Now for the announcement, which is: We don’t know. No clue. Informal survey of Gary’s colleagues is unanimous that something is wrong in the neurological autoimmune area, and that it’s not cancer or anything life threatening like that. Have normal (almost) blood tests, referral to neurologist, and MRI on the way.
Me: Once we have a diagnosis, we…
Me: You keep saying “Um” whenever I say that.
Gary (in a rush): It doesn’t work like that. The diagnosis is going to be MS, or Lupus, or some other neurological autoimmune thing. It might even be “heck if we know”. And it might take years for that to happen. And it won’t… well… it won’t mean anything. Or at least, it won’t mean the things you are hoping for. It won’t come with a cure, or even with a prediction of how things will unfold. There is no prediction. All of these diagnoses share the same course—which is not so much a course as an educated guess. Maybe you’ll suddenly get better and never have a problem again. Maybe you’ll degrade steadily and have significant physical disabilities and energy problems on a permanent basis. Most likely, you’ll continue the progression that’s been unfolding for a decade. You’ve been managing your energy intentionally for five years already—it’s just gotten more intense now. You’re still the same person that you were last year. Symptoms have progressed, sure, but they’ll still come and go, and you’ll adjust. No doctor is going to be able to tell you how to do that, because nobody will know what you are capable of the way you are going to know. The diagnosis won’t really be information. It will be “You have blah-blah, so, uh… this is who you are now. Adjust.” It doesn’t matter what the blah-blah is. This is who you are now. Adjust.

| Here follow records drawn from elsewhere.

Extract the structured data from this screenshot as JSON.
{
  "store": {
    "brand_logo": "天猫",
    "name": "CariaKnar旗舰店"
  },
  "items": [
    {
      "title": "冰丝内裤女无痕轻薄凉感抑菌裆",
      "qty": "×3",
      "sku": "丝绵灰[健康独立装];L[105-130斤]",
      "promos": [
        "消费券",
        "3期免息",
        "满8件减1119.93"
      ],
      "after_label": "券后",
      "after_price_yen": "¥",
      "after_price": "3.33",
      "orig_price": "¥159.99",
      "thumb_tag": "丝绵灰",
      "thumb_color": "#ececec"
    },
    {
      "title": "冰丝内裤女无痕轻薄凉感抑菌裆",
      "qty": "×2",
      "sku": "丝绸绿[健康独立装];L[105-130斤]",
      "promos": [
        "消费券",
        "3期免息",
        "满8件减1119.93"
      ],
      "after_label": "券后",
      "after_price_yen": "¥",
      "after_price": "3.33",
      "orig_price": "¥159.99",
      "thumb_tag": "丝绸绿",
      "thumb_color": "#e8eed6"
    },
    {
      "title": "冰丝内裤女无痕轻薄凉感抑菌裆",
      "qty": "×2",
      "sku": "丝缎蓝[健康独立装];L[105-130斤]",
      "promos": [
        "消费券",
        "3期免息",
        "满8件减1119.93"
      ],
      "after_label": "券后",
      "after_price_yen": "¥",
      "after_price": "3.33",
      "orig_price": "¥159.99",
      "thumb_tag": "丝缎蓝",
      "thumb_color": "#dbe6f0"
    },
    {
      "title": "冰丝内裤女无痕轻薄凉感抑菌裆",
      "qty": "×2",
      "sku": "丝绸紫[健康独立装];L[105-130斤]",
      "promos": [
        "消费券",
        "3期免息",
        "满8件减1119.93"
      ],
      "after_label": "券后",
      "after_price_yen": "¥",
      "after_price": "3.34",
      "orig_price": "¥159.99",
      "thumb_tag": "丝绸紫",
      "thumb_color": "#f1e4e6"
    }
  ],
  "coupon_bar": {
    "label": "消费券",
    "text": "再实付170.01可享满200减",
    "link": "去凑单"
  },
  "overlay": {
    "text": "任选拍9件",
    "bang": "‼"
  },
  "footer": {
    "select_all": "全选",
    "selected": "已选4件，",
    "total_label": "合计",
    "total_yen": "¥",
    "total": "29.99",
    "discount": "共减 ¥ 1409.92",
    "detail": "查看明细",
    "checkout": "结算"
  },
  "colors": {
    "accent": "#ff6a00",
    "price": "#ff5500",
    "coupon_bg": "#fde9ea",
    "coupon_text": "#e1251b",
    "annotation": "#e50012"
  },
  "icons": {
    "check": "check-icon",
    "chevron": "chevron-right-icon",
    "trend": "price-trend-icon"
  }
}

Me: But I want to know.
Gary: Health isn’t like that. We know some things, but mostly we don’t. I treat so many people with cancer who think that we diagnose, we battle, we win or lose, and they move on. But it’s not like that. We treat, we try, we wait. They have to get back to living, knowing that they might get sick at any moment. Because here is the thing. We all might get sick at any moment. Lots of us—way more than people realize—actually are sick in a given moment. Sometimes, you deal with the sick and then get back to living. But usually you deal with the sick and live at the same time.
Me: So I just need a better attitude. Is this fancy talk for “get off the couch”?
Gary: No. It’s the opposite of that. Today at least, getting off of the couch is not an option. It’s okay to hate that. It’s okay to be sad about that. But at some point, you’re also going to have to accept that. You need to learn how to live a life that is—at least partially—lived from the couch. The world doesn’t divide into sick and not sick. Life isn’t just for well people. For people who aren’t dying. I say this to patients all the time. You are dying. Dying is one type of “still alive”.
Me: At least I’m not dying.
Gary: Everybody is dying.
Me: Is that why you weren’t afraid in Paris, when you almost died? Because you see the world as “everyone is dying”?
Gary: No. I don’t see the world as everyone is dying. Life is not a countdown to “dead”. It’s a count up from “born”. There’s only one real diagnosis, and we’ve all got it. And it’s not license to wait. It’s the reason to stop waiting.
I may have paraphrased some of that a little, but you get the idea.
Illness announcement: I’m human. We’re still working out what that’s gonna mean at the moment.
P.S. I love you, internet.